New winery tasting rooms proposed for downtown Sonoma will be subject to acquiring a use permit, the City Council advised Monday, adding a level of approval and public input currently lacking from the process.
The Council and Planning Commission met in a rare public study session to discuss recommendations developed by the commission regarding tasting rooms. That initial proposal, nearly a year in development, would limit the size and operating hours of any such businesses.
Capping the number of tasting rooms was never seriously considered, officials said. There are currently 29 tasting rooms in and around the Plaza. The number represents 17 percent of businesses within what the city calls the Plaza Overlay Zone.
“A cap is not in our purview,” said Planning Commissioner Matt Howarth. “We are focused on land use.”
Mayor Tom Rouse said the joint meeting was a timely public forum on the tasting room issue. “I hear people believe the town is being overrun.”
Several speakers disagreed. “There are more women’s clothing stores on the Plaza than tasting rooms,” said Danny Fay of Envolve Winery.
Richard Idell, a board member of the Sonoma Valley Vintners and Growers Alliance, said when he asked the Planning Commission what the specific problem was, “there’s no answer. There is no problem.”
Commissioner Gary Edwards said, “There may not be a problem, but there is an issue.” Councilmember Laurie Gallian was more direct. “If there wasn’t a problem, we wouldn’t be spending so much time on this.”
“It sounds like we’re an invasive species,” said Robert O’Maoilriain, who manages the Erik K. James Winery tasting room. “We’re already here. Winery producers are locals, too.”
Sonoma Police Chief Brett Sackett said he was concerned with the proliferation of establishments that sell alcohol. “The more opportunities, the bigger propensity for problems.” Though he did not cite any specific problems related to tasting rooms, Sacket said “our DUI’s are up, and our crime rate is up.”
“We can’t rely in the ABC to regulate,” Sackett said. “This is the kind of thing that keeps me up at night.” He is particularly concerned with a hybrid type of license that allows the pouring multiple beer and wine brands. Right now, there none of that type licenses are operating in downtown Sonoma.
The idea of letting the free market set the level of tasting rooms, through supply and demand, was mentioned by several officials and members of the public. The idea that tasting rooms rent space that would otherwise go vacant was also mentioned many times.
“I don’t believe the free market system will protect the fabric of the community,” said Councilmember Steve Barbose. “What happens while that all sorts out?” Tourism is important, Barbose said, “but we must have balance.”

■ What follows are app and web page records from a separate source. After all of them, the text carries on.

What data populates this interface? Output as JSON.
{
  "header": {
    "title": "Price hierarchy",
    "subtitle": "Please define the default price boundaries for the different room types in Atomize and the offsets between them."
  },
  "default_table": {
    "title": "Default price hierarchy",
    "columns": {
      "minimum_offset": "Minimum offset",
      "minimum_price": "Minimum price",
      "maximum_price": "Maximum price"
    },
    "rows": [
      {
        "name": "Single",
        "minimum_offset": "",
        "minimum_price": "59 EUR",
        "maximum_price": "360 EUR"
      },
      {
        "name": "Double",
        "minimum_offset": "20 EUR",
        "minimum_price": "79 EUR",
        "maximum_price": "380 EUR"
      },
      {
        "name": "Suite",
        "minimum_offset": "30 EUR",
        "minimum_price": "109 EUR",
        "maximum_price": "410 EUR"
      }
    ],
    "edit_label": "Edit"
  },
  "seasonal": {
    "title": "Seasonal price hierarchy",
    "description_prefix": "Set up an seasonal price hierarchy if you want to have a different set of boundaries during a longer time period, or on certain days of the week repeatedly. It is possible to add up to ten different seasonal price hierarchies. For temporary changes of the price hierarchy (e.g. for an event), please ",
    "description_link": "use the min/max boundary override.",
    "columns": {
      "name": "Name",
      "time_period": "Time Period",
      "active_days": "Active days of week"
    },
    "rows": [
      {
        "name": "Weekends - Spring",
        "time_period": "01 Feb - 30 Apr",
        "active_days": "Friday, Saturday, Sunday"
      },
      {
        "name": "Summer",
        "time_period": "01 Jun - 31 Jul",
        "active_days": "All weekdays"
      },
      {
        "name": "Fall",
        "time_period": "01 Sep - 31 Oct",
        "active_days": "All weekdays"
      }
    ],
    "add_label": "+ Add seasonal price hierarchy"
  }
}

Business owner Jeanette Fung said, “We are in danger of losing our retail diversity. It’s not good for anyone.”
In wining city approval, existing tasting rooms were treated like a retail business, and not subject to a use permit review. The City Council informally agreed to add that requirement.
“This is not an onerous process,” said Commissioner Bill Willers. “Almost all businesses go through it. It’s not a burden.”
Rouse agreed, admitting that he had changed his stance in this case regarding excess government regulation. The permit process allows for public input, he said. “It’s not an arduous process.”
The revised recommendations will next return directly to the City Council, which will likely also reduce the allowable size of new tasting rooms from the commission’s figure of 1,000 sq. ft. Commissioner Mathew Tippell said that number was arbitrary, “with no real science behind it.”
Read Larry Barnett’s column on tasting rooms.